You can see the proper consistency of the whipped fat for akutaq starting at :12 in this video preview of the episode:
The defining aspect of this recipe has to be the wild berries – and they must be frozen to work. Thankfully, you can make totally authentic akutaq by ordering frozen wild-gathered berries here. I also specify using powdered freeze-dried cloudberries for texture and color – you can get them from here.
Lastly, I call for wild blackberry juice – you can get top-quality juice here. A lesser mortal would stop here, and leave the sea elements of the original recipe out altogether – but I am TFD and I have come up with a genius way to stay true to the roots of the recipe without the fishy-tasting elements!
Specifically, I call for squeezing in 2 capsules of strawberry-flavored DHA oil (derived from arctic fish and rich in Omega-3 fatty acids) into the shortening, which makes this truly an authentic methodology for recreating the recipe outside the North. You can’t taste the fish at all and in fact it just adds a strawberry flavor that works perfectly with the other berries and stays old-school so you can serve a First Nation Elder without fear – you can buy it here.
Citizens, I recognize you may not wish to try this recipe – but I encourage you to take a deep breath and sample a taste of the ancient North that survives to this very day and please trust me – my version is delicious! 😀
Battle on – the GeneralissimoPrint
Citizens, you have probably noticed we don’t use ads here on TFD.
YOUR support is what keeps the lights on – I can no longer afford to absorb the nearly $500 per month it costs to keep the site running smoothly, including marketing expenses, etc.
You can make a difference!
Please consider making a one-time donation to help keep the site live and the posts coming – click here to PayPal Me a tip!
You can also show your support by listening to our podcasts, liking them, and sharing as you see fit – try them out here.
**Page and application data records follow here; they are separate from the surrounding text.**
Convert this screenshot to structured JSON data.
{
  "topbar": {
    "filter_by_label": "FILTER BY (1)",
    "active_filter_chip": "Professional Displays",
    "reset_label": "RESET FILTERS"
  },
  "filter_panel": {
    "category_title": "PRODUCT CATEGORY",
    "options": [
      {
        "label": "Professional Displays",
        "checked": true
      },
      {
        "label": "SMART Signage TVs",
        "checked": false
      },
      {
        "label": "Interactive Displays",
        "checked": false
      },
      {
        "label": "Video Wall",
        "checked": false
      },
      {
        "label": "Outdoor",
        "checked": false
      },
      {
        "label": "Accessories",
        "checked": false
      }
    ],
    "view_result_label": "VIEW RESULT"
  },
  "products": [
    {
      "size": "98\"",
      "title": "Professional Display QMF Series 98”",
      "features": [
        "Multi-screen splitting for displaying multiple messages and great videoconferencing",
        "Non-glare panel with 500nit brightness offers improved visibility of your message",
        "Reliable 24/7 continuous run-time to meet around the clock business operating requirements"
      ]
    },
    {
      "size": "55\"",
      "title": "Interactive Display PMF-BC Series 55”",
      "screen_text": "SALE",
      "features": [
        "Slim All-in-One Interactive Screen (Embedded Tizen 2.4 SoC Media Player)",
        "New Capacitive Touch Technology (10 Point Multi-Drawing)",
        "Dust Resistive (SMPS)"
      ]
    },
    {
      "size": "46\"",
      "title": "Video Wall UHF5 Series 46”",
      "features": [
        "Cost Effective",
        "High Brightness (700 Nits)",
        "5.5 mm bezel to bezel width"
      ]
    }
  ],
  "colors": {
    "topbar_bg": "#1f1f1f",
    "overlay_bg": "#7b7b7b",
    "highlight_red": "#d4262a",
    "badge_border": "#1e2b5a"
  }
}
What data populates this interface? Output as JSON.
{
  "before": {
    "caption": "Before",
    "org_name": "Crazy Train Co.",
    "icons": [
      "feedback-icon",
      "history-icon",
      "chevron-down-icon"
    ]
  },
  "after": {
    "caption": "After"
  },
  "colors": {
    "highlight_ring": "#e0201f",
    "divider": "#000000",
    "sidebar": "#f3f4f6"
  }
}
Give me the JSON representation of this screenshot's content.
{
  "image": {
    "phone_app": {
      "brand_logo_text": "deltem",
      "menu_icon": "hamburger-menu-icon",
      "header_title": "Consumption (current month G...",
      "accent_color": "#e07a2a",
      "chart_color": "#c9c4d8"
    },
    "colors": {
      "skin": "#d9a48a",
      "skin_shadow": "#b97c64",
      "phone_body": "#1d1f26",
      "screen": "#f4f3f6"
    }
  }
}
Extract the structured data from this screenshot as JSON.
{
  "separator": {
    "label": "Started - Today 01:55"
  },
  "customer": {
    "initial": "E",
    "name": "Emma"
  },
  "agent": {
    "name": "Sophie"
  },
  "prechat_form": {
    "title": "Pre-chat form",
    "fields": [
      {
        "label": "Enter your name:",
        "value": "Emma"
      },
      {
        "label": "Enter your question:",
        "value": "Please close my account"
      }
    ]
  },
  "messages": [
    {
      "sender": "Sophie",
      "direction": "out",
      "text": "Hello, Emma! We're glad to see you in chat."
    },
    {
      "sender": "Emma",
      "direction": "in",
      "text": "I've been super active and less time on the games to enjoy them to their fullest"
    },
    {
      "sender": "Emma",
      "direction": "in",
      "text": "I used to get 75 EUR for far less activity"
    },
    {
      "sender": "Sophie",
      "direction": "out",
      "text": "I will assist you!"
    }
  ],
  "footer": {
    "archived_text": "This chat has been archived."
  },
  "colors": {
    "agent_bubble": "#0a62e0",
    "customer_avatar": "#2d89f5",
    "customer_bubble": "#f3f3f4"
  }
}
We are sorry that this post was not useful for you!
Let us improve this post!
Tell us how we can improve this post?